The federal government told a judge on Monday it will take steps to comply with orders to make emergency contraception available to anyone, regardless of age. The change of heart will allow for Teva s Plan B One-Step (levonorgestrel) to be available over the counter immediately after the FDA receives and approves an application by Teva to sell their product without age restrictions. The FDA states that once the application is received, it intends to approve it promptly.
The Obama administration had previously taken a stance against making contraception available to women and girls of all ages, without a prescription, claiming that the restrictions were required because the scientific evidence did not support the safety of the drug for girls under 15. Women s rights groups, as well as many medical and health groups did not agree. Since the battle began over a year ago, advocates for lifting age restrictions have criticized the restrictions as politically based and lacking in scientific reasoning. Last April, U.S. District Judge Korman sided quite emphatically with those calling for the removal of age and prescription requirements, and ordered the FDA to make emergency contraception universally available.
Although the pill has been proven as safe by the FDA in the past, anti-abortion groups and social conservatives worry about the safety of making the pill accessible to anyone, regardless of age. Some oppose birth control altogether, while others worry about parents ability to monitor their children without such age restrictions. However, government restricting the pill on such grounds is politically motivated, scientifically unjustified and contrary to agency precedent according to Judge Korman.
While the change of course for the Federal Government is a victory for many, the reason for the backtracking is not exactly clear.
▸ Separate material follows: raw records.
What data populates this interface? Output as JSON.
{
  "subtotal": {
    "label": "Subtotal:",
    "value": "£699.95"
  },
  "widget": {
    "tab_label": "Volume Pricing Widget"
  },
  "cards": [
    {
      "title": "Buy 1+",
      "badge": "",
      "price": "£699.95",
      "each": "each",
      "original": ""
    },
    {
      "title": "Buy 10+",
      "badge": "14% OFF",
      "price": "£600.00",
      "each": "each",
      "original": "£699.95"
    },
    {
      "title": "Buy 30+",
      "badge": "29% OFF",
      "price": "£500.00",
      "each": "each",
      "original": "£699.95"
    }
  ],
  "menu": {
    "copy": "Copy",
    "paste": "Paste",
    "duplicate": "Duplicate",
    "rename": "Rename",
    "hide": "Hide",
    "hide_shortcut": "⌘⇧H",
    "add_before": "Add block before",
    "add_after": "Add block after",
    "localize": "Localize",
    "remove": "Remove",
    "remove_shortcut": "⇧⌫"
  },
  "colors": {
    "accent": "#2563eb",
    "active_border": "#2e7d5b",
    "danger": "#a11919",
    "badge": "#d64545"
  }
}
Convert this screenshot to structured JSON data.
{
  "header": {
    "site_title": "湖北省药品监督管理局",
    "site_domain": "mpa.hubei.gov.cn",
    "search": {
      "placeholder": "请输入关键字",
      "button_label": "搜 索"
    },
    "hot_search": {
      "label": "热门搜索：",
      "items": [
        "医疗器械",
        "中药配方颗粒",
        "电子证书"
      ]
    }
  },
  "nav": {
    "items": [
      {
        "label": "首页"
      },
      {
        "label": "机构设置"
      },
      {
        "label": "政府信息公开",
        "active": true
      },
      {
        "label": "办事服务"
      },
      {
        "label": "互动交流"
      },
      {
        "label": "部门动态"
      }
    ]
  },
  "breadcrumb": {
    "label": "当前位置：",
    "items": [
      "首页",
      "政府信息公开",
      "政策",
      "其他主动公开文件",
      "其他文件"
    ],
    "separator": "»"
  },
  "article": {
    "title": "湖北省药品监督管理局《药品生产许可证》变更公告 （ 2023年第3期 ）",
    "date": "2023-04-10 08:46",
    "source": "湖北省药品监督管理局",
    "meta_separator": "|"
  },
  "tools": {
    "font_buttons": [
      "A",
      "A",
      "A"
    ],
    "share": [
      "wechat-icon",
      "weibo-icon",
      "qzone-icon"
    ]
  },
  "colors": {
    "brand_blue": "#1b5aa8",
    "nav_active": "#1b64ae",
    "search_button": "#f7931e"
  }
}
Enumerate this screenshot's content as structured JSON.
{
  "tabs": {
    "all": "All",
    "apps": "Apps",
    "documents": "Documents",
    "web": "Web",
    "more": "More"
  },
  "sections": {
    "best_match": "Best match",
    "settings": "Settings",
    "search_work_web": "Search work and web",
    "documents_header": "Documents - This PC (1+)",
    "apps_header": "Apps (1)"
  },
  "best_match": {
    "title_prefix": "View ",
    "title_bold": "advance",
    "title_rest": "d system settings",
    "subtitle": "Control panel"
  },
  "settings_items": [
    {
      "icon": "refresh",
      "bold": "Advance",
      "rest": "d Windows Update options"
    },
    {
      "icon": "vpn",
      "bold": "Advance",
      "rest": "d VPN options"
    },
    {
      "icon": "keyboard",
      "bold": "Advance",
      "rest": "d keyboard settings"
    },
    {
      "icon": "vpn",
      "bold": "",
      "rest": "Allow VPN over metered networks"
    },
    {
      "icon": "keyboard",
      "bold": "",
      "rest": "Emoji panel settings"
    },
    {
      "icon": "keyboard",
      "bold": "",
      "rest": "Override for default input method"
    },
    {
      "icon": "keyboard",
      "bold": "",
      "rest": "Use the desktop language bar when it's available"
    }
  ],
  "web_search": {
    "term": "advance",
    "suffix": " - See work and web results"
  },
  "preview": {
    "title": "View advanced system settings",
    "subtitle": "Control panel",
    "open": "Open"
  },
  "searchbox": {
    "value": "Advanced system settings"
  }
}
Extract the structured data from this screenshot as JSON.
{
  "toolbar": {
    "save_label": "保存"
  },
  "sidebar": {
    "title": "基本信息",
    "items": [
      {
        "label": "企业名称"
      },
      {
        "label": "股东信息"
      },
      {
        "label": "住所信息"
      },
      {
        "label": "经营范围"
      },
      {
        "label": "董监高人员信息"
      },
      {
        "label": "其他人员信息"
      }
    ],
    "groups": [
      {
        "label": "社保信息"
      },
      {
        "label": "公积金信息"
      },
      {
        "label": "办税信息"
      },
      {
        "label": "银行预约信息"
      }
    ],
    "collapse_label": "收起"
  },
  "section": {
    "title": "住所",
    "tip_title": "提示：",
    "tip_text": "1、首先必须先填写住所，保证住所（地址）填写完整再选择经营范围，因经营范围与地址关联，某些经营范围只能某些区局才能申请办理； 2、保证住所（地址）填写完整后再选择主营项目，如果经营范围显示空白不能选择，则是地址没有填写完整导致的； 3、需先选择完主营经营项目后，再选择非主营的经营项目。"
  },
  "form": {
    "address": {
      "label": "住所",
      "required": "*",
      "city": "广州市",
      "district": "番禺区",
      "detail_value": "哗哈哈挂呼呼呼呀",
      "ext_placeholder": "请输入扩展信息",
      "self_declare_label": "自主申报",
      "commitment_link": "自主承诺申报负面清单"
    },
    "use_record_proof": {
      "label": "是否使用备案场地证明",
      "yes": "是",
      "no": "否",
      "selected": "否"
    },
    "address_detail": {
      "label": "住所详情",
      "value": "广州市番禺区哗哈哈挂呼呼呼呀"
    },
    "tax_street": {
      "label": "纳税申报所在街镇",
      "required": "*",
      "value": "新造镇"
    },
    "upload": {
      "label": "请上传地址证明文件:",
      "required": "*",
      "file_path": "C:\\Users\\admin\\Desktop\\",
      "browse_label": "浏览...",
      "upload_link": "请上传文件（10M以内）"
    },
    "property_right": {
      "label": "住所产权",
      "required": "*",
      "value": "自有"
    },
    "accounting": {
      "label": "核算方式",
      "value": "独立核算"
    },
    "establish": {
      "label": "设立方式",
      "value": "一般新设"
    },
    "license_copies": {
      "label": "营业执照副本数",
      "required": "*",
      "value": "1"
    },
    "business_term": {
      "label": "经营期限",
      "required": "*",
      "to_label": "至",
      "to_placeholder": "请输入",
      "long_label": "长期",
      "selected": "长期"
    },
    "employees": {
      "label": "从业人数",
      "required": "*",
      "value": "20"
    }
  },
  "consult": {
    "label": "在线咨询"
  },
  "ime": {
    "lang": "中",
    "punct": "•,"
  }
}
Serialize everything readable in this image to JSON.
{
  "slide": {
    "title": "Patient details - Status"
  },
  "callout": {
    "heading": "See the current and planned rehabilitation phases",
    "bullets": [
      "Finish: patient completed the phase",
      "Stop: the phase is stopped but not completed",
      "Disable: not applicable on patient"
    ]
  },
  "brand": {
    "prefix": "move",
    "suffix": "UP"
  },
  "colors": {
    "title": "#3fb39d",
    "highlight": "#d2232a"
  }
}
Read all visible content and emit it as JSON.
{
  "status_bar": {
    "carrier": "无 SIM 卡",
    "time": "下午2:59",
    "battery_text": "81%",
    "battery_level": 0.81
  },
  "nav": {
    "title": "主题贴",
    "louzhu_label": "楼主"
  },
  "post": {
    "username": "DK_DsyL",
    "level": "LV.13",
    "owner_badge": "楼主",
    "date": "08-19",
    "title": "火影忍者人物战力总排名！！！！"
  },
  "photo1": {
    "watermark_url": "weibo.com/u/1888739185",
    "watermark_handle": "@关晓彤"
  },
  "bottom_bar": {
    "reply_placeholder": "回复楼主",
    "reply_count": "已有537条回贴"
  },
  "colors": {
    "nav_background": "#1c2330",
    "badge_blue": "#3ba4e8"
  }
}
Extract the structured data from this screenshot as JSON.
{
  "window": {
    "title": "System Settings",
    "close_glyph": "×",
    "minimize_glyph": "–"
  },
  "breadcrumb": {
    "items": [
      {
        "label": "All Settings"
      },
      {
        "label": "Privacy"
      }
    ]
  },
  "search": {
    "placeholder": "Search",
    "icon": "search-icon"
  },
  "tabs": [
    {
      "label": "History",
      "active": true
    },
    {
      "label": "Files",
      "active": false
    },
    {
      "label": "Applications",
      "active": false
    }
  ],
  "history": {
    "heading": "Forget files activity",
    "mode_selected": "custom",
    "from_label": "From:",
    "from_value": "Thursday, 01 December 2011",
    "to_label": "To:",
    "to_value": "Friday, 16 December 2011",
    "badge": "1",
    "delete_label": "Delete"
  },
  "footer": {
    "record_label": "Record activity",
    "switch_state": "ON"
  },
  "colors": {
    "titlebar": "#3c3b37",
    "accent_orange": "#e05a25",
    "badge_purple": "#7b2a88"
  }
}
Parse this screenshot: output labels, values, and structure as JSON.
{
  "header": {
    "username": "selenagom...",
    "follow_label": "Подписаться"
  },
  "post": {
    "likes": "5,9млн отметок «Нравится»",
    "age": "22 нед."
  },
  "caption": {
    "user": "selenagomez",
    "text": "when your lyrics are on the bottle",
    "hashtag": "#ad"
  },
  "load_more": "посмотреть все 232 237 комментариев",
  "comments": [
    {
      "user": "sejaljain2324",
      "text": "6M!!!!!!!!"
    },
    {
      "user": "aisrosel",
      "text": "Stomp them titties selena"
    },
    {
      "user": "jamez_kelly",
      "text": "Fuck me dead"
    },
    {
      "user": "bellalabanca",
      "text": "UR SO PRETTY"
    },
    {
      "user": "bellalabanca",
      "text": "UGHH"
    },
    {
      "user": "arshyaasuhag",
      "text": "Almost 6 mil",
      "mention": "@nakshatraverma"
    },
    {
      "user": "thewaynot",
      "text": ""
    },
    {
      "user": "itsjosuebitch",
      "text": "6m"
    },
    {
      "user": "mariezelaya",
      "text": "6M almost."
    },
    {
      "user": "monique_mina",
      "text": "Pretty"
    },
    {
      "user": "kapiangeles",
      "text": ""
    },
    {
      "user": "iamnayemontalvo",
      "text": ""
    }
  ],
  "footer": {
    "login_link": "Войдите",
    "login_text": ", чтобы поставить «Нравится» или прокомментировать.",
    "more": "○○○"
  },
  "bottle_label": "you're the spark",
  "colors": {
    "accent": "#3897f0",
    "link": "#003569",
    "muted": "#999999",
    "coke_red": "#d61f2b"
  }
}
However, an appeals court decision last week to make Plan-B two step available over the counter immediately while the appeal was decided, and increasing support for accessibility of the contraception, might have something to do with it.
ACSH s Dr. Gilbert Ross added that he believes there s a bit more to it than that: If the Department of Justice had pursued this baseless appeal, and the Circuit Court had agreed with Judge Korman, the only option would have been to seek a ruling from the U.S. Supreme Court. I doubt that anyone in the Administration wanted to get their opinion on this issue, a lose-lose for the president I believe.